===== Given records

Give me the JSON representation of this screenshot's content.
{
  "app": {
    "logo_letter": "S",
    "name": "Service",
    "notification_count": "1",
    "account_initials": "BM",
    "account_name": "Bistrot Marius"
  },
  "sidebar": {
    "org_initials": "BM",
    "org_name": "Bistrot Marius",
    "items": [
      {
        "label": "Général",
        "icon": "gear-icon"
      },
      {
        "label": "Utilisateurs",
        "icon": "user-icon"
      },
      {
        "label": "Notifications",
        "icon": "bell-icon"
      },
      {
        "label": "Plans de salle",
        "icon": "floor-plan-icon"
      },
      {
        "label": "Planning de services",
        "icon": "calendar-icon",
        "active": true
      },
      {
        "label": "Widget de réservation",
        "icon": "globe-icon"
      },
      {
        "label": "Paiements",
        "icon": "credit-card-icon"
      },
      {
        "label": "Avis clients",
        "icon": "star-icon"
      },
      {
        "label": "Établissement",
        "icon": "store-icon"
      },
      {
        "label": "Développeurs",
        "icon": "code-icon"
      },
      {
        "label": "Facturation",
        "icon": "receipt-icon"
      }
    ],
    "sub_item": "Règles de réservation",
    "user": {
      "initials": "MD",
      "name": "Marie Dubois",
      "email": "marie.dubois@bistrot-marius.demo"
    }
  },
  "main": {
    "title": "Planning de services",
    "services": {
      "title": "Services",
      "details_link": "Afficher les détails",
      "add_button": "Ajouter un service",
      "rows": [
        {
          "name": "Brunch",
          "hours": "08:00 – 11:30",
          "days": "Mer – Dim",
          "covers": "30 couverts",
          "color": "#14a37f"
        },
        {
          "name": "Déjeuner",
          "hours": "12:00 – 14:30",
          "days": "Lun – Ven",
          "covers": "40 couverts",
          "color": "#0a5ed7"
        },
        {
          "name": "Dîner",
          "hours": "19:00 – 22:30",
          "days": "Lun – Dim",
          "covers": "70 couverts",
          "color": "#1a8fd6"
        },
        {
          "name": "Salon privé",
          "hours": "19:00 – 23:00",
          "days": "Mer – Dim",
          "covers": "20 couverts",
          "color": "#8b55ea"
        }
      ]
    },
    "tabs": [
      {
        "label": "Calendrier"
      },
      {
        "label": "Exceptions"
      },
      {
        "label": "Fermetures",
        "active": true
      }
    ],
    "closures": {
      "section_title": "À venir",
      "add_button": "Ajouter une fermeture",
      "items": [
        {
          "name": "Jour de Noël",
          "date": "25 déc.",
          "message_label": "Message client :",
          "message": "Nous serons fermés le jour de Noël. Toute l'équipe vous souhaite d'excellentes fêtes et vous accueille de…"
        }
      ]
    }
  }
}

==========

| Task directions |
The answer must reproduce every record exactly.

| Answer to the exercise |
Give me the JSON representation of this screenshot's content.
{
  "app": {
    "logo_letter": "S",
    "name": "Service",
    "notification_count": "1",
    "account_initials": "BM",
    "account_name": "Bistrot Marius"
  },
  "sidebar": {
    "org_initials": "BM",
    "org_name": "Bistrot Marius",
    "items": [
      {
        "label": "Général",
        "icon": "gear-icon"
      },
      {
        "label": "Utilisateurs",
        "icon": "user-icon"
      },
      {
        "label": "Notifications",
        "icon": "bell-icon"
      },
      {
        "label": "Plans de salle",
        "icon": "floor-plan-icon"
      },
      {
        "label": "Planning de services",
        "icon": "calendar-icon",
        "active": true
      },
      {
        "label": "Widget de réservation",
        "icon": "globe-icon"
      },
      {
        "label": "Paiements",
        "icon": "credit-card-icon"
      },
      {
        "label": "Avis clients",
        "icon": "star-icon"
      },
      {
        "label": "Établissement",
        "icon": "store-icon"
      },
      {
        "label": "Développeurs",
        "icon": "code-icon"
      },
      {
        "label": "Facturation",
        "icon": "receipt-icon"
      }
    ],
    "sub_item": "Règles de réservation",
    "user": {
      "initials": "MD",
      "name": "Marie Dubois",
      "email": "marie.dubois@bistrot-marius.demo"
    }
  },
  "main": {
    "title": "Planning de services",
    "services": {
      "title": "Services",
      "details_link": "Afficher les détails",
      "add_button": "Ajouter un service",
      "rows": [
        {
          "name": "Brunch",
          "hours": "08:00 – 11:30",
          "days": "Mer – Dim",
          "covers": "30 couverts",
          "color": "#14a37f"
        },
        {
          "name": "Déjeuner",
          "hours": "12:00 – 14:30",
          "days": "Lun – Ven",
          "covers": "40 couverts",
          "color": "#0a5ed7"
        },
        {
          "name": "Dîner",
          "hours": "19:00 – 22:30",
          "days": "Lun – Dim",
          "covers": "70 couverts",
          "color": "#1a8fd6"
        },
        {
          "name": "Salon privé",
          "hours": "19:00 – 23:00",
          "days": "Mer – Dim",
          "covers": "20 couverts",
          "color": "#8b55ea"
        }
      ]
    },
    "tabs": [
      {
        "label": "Calendrier"
      },
      {
        "label": "Exceptions"
      },
      {
        "label": "Fermetures",
        "active": true
      }
    ],
    "closures": {
      "section_title": "À venir",
      "add_button": "Ajouter une fermeture",
      "items": [
        {
          "name": "Jour de Noël",
          "date": "25 déc.",
          "message_label": "Message client :",
          "message": "Nous serons fermés le jour de Noël. Toute l'équipe vous souhaite d'excellentes fêtes et vous accueille de…"
        }
      ]
    }
  }
}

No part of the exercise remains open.